### Problem requirements:
Your answer should hold every line of the records below that contains the string "Scene".

[Data about app and page elements]

________________________________________

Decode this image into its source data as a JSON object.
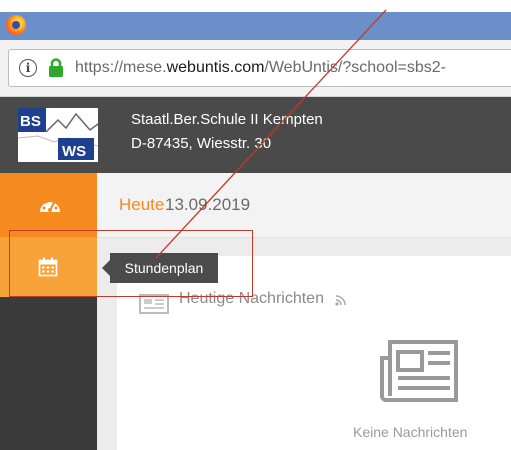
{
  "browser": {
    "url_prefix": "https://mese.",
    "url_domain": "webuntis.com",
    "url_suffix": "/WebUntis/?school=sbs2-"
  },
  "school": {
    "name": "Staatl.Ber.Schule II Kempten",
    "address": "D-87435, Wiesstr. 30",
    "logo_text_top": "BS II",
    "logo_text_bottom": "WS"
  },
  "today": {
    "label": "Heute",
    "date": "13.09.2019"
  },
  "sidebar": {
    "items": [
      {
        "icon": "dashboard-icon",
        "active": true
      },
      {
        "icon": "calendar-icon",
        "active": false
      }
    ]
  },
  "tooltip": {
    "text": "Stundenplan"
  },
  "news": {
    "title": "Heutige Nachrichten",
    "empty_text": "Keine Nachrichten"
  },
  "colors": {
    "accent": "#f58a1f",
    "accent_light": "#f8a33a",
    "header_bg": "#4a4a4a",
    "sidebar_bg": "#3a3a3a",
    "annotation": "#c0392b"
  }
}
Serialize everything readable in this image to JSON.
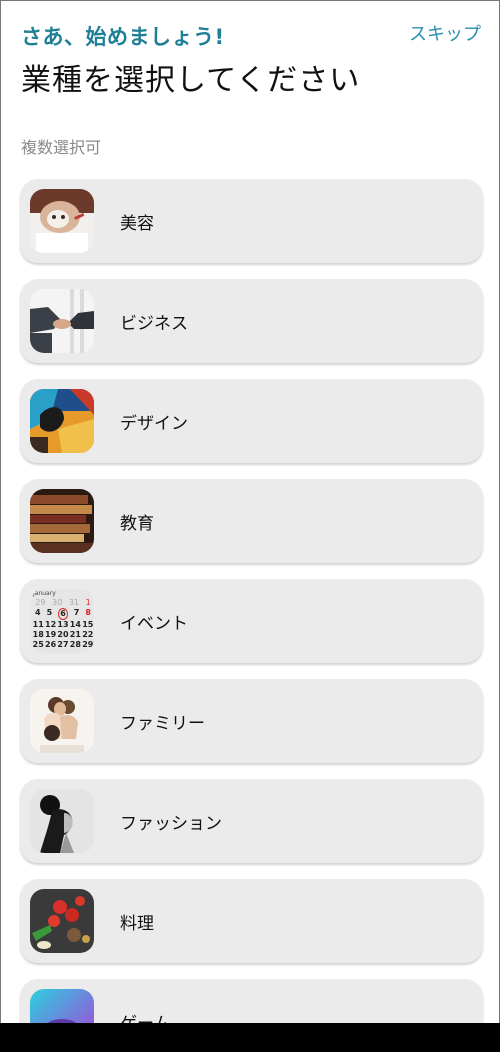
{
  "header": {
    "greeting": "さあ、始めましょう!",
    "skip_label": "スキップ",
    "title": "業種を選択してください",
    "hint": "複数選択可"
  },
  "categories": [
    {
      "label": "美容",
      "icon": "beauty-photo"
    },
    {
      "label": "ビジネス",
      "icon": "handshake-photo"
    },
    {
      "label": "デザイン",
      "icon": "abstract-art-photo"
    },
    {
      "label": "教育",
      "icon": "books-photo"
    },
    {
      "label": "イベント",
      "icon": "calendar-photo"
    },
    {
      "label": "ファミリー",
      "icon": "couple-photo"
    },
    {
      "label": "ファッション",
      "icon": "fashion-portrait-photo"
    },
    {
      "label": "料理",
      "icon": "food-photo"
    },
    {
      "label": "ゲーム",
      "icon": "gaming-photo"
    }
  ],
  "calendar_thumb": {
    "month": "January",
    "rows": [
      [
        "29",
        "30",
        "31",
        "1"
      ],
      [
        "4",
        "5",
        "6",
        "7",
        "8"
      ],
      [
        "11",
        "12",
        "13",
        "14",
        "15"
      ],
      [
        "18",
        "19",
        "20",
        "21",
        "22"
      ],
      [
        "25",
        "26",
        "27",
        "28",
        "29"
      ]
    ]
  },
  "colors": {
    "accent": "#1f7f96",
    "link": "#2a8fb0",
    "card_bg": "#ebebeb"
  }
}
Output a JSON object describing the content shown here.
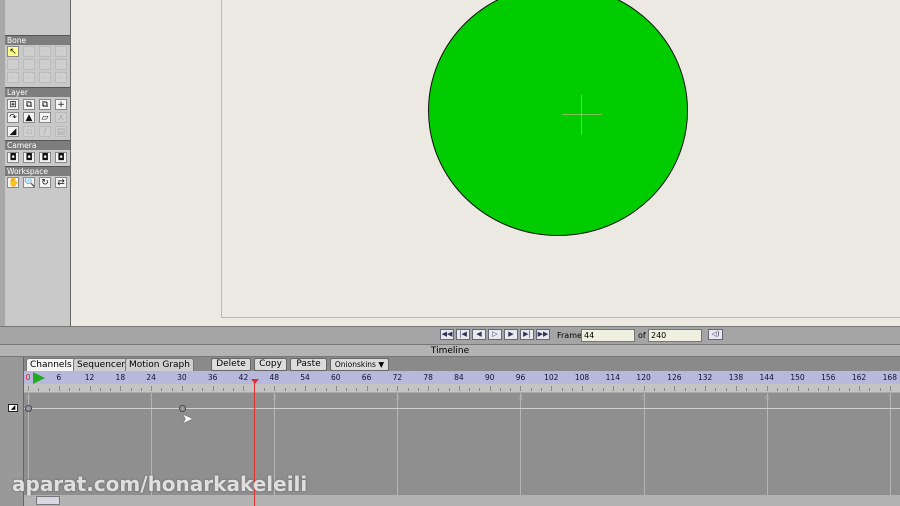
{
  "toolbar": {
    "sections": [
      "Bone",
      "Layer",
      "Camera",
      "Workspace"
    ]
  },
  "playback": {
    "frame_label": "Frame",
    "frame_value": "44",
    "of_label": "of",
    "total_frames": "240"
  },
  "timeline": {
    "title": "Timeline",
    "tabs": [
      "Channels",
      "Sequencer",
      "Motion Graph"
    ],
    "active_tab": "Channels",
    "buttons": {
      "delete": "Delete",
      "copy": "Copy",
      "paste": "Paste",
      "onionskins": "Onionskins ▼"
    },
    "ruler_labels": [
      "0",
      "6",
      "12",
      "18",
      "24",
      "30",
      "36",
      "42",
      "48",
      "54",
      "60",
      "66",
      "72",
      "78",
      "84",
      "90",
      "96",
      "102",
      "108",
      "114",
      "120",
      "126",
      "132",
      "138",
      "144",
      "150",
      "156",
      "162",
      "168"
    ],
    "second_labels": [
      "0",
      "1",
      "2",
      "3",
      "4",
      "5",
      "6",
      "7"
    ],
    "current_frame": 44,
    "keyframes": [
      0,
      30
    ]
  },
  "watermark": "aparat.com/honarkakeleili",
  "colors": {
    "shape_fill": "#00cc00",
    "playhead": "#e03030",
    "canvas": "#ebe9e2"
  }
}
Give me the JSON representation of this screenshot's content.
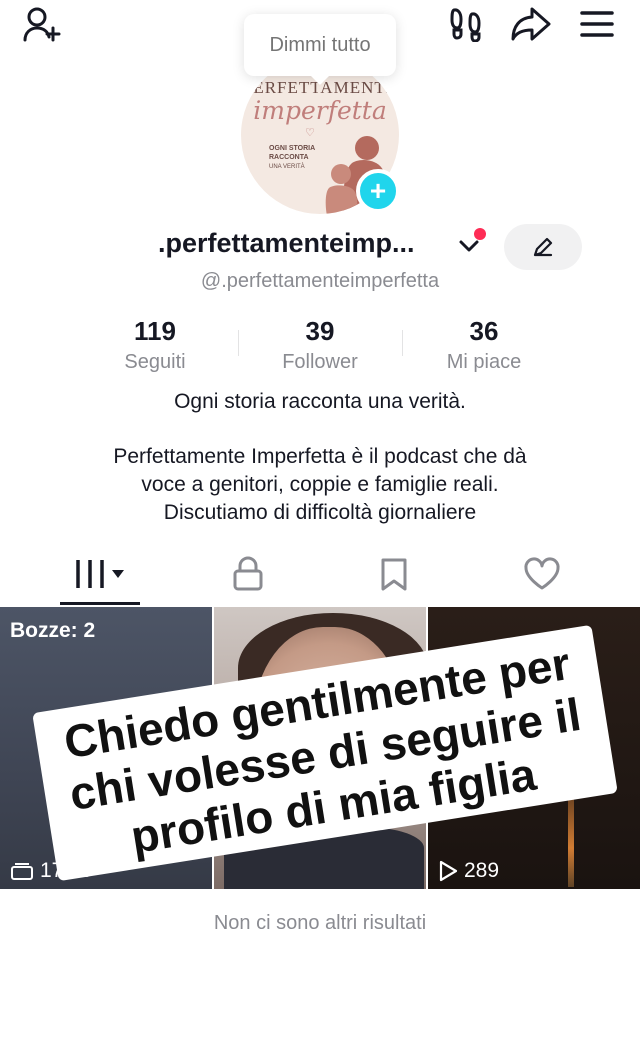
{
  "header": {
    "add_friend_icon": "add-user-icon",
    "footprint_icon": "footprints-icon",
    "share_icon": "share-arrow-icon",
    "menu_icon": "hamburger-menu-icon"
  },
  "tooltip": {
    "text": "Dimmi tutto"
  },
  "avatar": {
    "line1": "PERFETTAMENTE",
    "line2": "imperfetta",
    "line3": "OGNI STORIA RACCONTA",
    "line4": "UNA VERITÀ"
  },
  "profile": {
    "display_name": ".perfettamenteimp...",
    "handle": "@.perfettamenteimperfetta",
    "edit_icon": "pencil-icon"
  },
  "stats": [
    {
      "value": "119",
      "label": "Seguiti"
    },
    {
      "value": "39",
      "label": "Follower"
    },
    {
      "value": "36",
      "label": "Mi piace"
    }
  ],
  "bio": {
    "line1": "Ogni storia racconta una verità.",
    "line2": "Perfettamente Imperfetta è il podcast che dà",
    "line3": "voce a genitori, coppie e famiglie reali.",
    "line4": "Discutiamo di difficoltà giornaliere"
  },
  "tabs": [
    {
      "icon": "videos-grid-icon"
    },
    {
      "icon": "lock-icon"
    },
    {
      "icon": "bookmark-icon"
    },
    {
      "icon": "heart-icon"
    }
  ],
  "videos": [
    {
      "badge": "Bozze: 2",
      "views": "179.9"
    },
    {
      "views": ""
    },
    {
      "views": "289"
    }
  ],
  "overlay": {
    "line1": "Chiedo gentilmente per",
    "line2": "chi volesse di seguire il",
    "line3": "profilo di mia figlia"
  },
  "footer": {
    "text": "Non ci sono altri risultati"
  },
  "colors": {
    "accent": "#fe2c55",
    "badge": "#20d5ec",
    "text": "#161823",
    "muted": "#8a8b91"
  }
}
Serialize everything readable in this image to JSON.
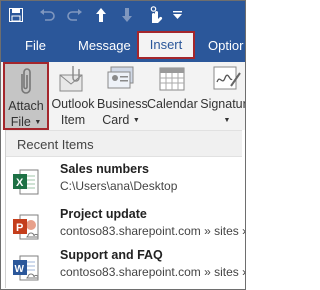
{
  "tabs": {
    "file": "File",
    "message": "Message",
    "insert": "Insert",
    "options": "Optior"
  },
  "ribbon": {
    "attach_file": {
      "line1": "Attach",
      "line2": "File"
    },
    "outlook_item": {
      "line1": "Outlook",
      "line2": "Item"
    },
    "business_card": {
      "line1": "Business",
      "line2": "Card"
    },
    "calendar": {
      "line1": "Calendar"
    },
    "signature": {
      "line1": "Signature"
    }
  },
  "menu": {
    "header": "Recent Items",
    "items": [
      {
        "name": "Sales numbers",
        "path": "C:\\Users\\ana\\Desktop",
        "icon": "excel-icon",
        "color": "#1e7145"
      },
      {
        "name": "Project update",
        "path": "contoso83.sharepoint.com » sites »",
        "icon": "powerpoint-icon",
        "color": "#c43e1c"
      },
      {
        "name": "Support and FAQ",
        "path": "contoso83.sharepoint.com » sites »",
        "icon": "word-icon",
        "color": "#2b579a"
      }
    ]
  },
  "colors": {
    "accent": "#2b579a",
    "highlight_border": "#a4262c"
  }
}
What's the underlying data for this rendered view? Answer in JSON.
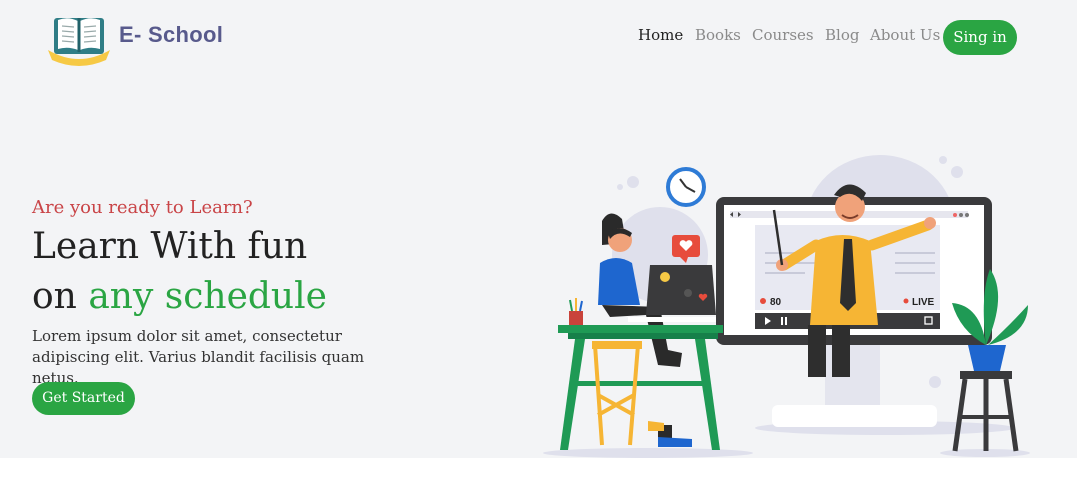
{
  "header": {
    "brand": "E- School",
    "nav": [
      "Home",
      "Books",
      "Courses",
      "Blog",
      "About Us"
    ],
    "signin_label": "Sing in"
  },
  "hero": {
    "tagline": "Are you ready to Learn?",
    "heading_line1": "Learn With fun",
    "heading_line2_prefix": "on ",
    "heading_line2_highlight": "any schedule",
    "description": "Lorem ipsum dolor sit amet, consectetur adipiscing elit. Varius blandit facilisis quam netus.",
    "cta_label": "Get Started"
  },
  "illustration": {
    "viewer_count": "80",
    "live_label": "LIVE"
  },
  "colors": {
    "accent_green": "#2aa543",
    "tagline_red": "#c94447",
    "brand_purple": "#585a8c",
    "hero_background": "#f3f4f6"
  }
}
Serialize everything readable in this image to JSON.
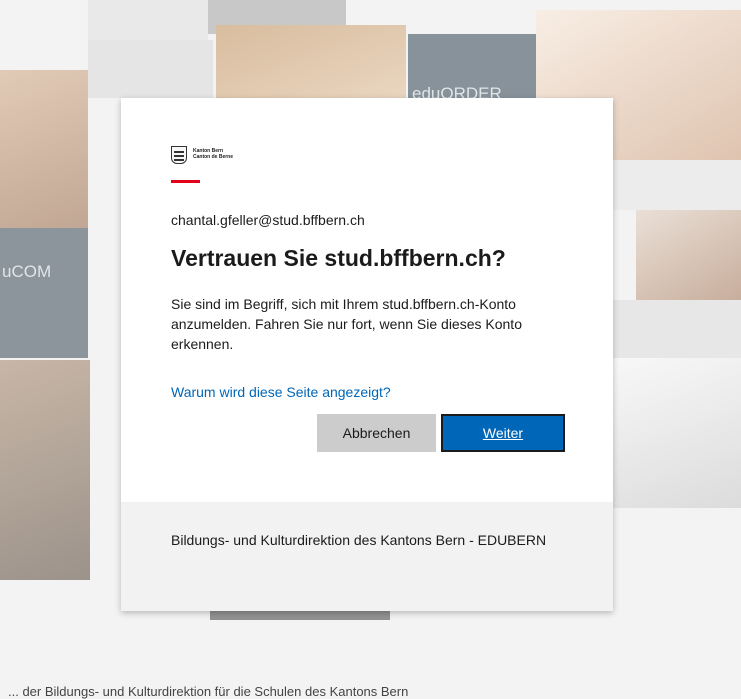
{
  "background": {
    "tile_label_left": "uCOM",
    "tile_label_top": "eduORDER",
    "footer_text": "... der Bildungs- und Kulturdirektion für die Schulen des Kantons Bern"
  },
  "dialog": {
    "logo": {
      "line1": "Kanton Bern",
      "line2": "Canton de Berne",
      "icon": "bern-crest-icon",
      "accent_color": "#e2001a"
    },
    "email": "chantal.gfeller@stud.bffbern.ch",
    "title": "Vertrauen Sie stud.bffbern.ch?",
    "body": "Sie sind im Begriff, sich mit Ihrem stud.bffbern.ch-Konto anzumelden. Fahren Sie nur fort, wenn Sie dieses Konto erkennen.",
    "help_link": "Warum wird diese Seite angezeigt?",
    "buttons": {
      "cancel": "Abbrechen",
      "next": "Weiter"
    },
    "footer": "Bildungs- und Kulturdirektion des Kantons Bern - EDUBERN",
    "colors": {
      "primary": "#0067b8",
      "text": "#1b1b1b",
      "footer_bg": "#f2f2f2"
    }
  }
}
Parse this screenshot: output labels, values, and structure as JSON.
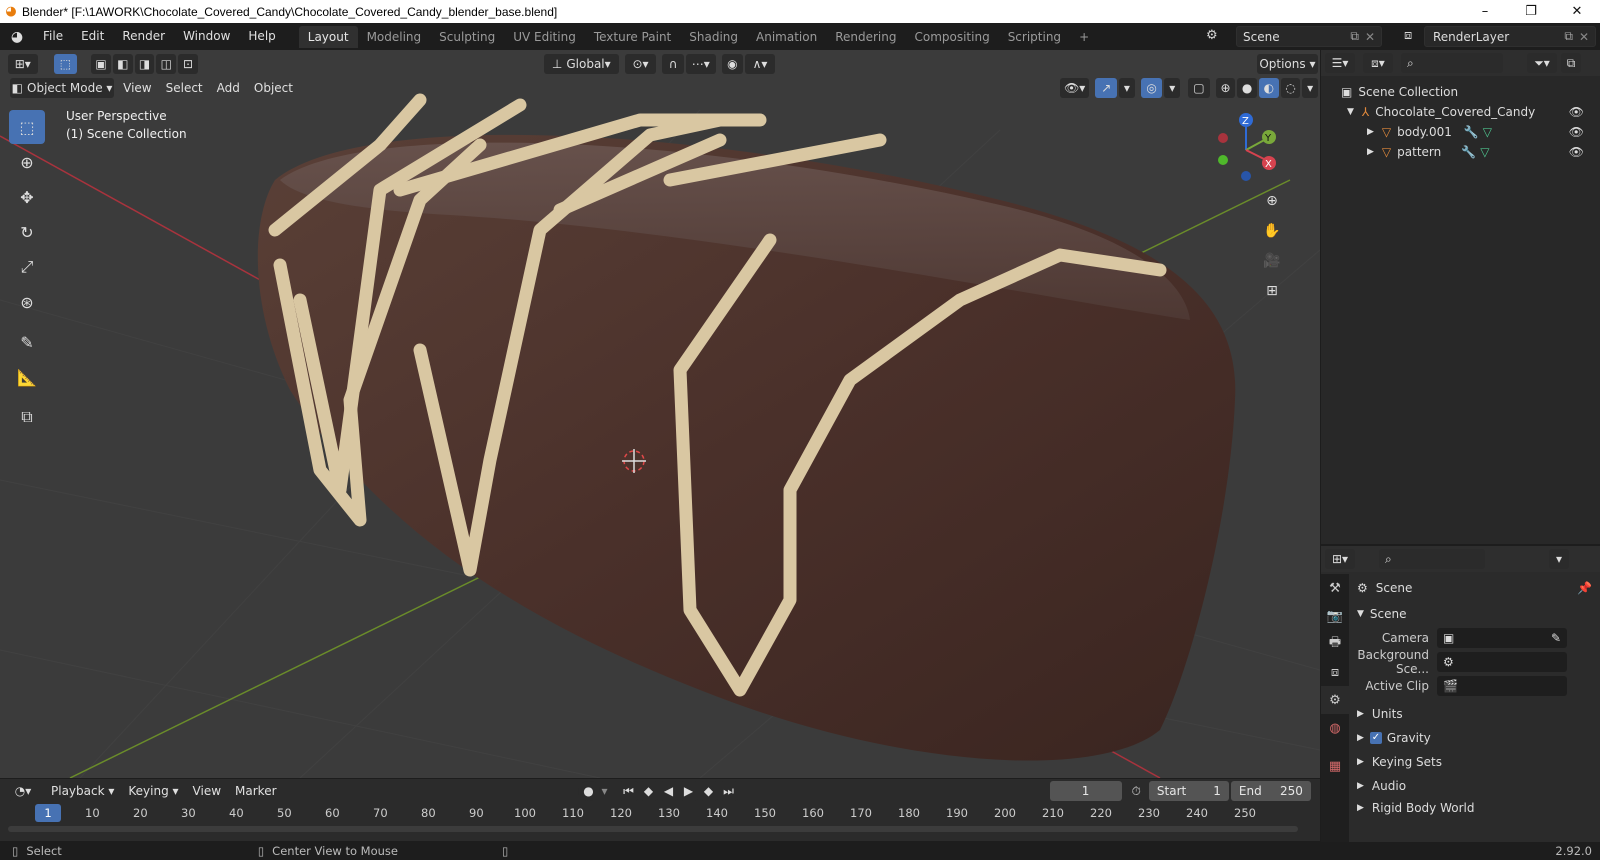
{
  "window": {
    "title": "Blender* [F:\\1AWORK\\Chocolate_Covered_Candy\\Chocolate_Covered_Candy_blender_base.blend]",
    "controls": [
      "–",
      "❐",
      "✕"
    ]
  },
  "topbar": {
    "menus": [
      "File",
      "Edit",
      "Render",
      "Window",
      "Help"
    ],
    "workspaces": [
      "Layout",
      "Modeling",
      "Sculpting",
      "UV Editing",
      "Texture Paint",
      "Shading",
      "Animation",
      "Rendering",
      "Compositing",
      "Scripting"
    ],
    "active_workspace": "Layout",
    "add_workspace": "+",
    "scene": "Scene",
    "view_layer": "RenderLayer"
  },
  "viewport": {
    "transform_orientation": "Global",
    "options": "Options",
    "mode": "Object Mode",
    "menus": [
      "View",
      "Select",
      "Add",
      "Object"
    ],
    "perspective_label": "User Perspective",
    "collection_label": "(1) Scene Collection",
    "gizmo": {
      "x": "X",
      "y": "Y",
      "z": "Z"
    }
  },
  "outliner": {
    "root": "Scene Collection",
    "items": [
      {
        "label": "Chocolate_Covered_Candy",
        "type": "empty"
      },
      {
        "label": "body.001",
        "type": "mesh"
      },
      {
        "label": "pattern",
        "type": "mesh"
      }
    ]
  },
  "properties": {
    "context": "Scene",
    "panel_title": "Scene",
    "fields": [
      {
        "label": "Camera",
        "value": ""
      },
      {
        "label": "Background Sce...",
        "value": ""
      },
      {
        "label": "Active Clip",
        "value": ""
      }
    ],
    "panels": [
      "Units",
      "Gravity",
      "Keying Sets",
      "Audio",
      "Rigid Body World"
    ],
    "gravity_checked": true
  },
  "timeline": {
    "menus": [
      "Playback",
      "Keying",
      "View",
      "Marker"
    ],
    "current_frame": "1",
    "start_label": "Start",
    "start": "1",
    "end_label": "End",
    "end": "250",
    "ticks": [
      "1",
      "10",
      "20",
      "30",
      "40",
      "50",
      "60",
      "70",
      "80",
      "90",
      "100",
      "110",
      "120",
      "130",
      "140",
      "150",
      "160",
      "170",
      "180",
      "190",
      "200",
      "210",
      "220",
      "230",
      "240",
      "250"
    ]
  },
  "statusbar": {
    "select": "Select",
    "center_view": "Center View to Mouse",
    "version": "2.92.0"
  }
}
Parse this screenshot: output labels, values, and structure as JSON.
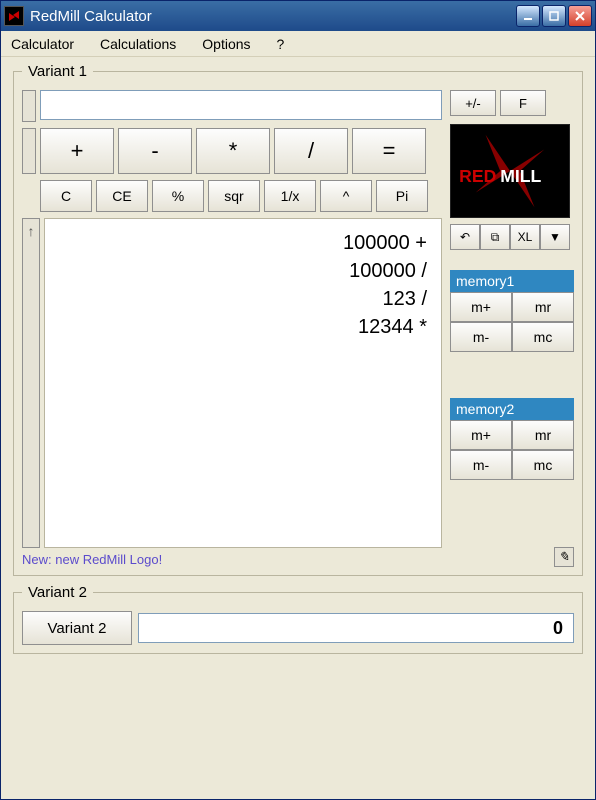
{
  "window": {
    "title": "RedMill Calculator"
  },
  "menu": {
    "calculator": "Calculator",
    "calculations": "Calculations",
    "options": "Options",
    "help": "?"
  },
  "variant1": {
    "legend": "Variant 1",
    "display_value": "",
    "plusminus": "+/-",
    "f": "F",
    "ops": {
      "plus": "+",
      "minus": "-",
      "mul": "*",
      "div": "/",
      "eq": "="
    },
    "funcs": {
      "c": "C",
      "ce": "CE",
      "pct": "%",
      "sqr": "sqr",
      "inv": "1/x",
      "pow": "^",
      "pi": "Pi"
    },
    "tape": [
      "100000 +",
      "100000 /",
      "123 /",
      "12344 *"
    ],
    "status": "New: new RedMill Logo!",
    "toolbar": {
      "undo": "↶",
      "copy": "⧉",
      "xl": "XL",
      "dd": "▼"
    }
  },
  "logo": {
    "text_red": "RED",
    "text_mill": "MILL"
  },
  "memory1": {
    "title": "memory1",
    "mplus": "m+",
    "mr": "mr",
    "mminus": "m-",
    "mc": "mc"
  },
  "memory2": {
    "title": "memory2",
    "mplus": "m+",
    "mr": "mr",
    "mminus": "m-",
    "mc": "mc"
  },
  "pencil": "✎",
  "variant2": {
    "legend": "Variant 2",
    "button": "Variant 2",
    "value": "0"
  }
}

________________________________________

### Output for this exercise:
    "scene": "Scene",
    "collection_label": "(1) Scene Collection",
    "root": "Scene Collection",
    "context": "Scene",
    "panel_title": "Scene",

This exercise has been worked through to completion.